#### Exercise aim
Could you copy the whole listing below exactly as written?

#### Provided information
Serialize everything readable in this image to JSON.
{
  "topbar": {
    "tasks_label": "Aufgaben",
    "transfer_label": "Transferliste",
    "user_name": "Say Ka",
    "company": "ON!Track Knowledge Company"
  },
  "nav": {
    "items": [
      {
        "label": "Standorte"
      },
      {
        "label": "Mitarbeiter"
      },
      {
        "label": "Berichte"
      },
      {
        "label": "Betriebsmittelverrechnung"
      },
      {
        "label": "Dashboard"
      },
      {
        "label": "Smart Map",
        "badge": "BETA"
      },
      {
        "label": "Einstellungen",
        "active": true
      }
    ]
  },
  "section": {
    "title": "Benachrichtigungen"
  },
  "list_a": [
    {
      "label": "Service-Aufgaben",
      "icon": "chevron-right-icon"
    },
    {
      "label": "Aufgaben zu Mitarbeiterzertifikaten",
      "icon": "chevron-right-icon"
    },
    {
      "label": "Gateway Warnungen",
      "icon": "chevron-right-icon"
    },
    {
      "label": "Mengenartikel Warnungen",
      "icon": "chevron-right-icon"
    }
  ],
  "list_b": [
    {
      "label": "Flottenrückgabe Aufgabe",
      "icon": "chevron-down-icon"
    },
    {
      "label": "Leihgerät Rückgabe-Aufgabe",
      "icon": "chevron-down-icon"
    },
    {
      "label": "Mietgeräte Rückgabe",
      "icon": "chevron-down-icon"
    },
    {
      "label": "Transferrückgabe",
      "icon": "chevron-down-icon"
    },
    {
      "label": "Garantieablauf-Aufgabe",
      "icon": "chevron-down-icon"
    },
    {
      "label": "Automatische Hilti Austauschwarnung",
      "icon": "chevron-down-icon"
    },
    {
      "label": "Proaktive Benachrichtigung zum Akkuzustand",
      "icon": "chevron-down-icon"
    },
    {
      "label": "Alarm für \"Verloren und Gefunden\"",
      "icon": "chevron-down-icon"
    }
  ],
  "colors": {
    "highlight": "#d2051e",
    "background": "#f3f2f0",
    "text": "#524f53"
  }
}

#### Exercise answer
Serialize everything readable in this image to JSON.
{
  "topbar": {
    "tasks_label": "Aufgaben",
    "transfer_label": "Transferliste",
    "user_name": "Say Ka",
    "company": "ON!Track Knowledge Company"
  },
  "nav": {
    "items": [
      {
        "label": "Standorte"
      },
      {
        "label": "Mitarbeiter"
      },
      {
        "label": "Berichte"
      },
      {
        "label": "Betriebsmittelverrechnung"
      },
      {
        "label": "Dashboard"
      },
      {
        "label": "Smart Map",
        "badge": "BETA"
      },
      {
        "label": "Einstellungen",
        "active": true
      }
    ]
  },
  "section": {
    "title": "Benachrichtigungen"
  },
  "list_a": [
    {
      "label": "Service-Aufgaben",
      "icon": "chevron-right-icon"
    },
    {
      "label": "Aufgaben zu Mitarbeiterzertifikaten",
      "icon": "chevron-right-icon"
    },
    {
      "label": "Gateway Warnungen",
      "icon": "chevron-right-icon"
    },
    {
      "label": "Mengenartikel Warnungen",
      "icon": "chevron-right-icon"
    }
  ],
  "list_b": [
    {
      "label": "Flottenrückgabe Aufgabe",
      "icon": "chevron-down-icon"
    },
    {
      "label": "Leihgerät Rückgabe-Aufgabe",
      "icon": "chevron-down-icon"
    },
    {
      "label": "Mietgeräte Rückgabe",
      "icon": "chevron-down-icon"
    },
    {
      "label": "Transferrückgabe",
      "icon": "chevron-down-icon"
    },
    {
      "label": "Garantieablauf-Aufgabe",
      "icon": "chevron-down-icon"
    },
    {
      "label": "Automatische Hilti Austauschwarnung",
      "icon": "chevron-down-icon"
    },
    {
      "label": "Proaktive Benachrichtigung zum Akkuzustand",
      "icon": "chevron-down-icon"
    },
    {
      "label": "Alarm für \"Verloren und Gefunden\"",
      "icon": "chevron-down-icon"
    }
  ],
  "colors": {
    "highlight": "#d2051e",
    "background": "#f3f2f0",
    "text": "#524f53"
  }
}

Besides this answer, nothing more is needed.